INFORMATION:
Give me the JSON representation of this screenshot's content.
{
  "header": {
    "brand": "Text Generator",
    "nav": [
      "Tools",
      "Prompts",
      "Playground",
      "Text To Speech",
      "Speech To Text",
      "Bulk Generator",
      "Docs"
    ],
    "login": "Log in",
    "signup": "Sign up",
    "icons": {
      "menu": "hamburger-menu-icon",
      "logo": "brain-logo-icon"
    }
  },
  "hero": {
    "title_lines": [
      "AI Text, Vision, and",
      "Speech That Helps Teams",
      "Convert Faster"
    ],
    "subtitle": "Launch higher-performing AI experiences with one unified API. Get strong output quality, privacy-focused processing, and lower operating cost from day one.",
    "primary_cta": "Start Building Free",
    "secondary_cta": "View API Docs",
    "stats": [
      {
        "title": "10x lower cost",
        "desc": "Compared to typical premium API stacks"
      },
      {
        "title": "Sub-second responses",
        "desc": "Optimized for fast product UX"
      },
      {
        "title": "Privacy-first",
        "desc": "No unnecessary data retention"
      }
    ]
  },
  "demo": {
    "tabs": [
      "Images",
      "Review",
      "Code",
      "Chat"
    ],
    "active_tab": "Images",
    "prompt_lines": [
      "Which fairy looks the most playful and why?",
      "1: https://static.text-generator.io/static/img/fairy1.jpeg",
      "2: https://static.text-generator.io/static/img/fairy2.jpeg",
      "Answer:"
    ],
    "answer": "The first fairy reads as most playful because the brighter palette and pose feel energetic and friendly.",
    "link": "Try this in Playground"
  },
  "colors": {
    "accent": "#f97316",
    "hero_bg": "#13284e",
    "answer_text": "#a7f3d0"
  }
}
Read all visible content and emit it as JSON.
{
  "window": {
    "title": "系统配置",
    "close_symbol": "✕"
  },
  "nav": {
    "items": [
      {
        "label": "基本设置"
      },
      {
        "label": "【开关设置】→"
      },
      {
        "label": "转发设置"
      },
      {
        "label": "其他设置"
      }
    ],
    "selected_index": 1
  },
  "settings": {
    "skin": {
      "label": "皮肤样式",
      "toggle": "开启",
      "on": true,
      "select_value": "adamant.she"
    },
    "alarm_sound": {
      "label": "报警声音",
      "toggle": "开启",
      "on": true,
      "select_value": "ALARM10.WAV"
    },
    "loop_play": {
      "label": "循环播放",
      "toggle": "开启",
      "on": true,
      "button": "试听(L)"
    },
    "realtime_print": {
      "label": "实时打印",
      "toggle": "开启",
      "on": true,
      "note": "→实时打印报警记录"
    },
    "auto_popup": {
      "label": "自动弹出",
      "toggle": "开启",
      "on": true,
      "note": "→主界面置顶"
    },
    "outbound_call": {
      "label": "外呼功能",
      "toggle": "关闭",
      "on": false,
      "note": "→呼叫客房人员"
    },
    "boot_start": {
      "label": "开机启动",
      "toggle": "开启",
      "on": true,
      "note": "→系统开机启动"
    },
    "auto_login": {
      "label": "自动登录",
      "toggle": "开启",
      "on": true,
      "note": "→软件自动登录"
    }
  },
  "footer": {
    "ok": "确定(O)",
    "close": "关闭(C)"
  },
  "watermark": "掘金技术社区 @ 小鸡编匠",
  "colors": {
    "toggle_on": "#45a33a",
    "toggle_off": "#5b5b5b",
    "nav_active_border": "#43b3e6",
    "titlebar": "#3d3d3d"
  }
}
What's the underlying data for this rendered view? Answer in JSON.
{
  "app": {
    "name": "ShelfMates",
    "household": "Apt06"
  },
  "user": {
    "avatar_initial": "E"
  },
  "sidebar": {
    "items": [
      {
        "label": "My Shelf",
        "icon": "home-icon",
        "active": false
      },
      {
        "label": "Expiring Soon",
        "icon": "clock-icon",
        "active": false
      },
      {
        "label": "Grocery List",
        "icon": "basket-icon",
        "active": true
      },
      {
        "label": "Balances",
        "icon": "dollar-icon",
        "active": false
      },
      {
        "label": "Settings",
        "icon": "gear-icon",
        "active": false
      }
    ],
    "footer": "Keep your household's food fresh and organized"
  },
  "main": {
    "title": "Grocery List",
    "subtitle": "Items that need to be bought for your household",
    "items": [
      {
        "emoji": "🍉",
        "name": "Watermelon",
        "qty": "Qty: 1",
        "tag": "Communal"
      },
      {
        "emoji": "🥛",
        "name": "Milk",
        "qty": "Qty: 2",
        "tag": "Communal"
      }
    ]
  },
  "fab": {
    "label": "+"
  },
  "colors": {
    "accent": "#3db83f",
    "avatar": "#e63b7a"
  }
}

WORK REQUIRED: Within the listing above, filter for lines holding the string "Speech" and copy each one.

RESPONSE:
      "Text To Speech",
      "Speech To Text",
      "Speech That Helps Teams",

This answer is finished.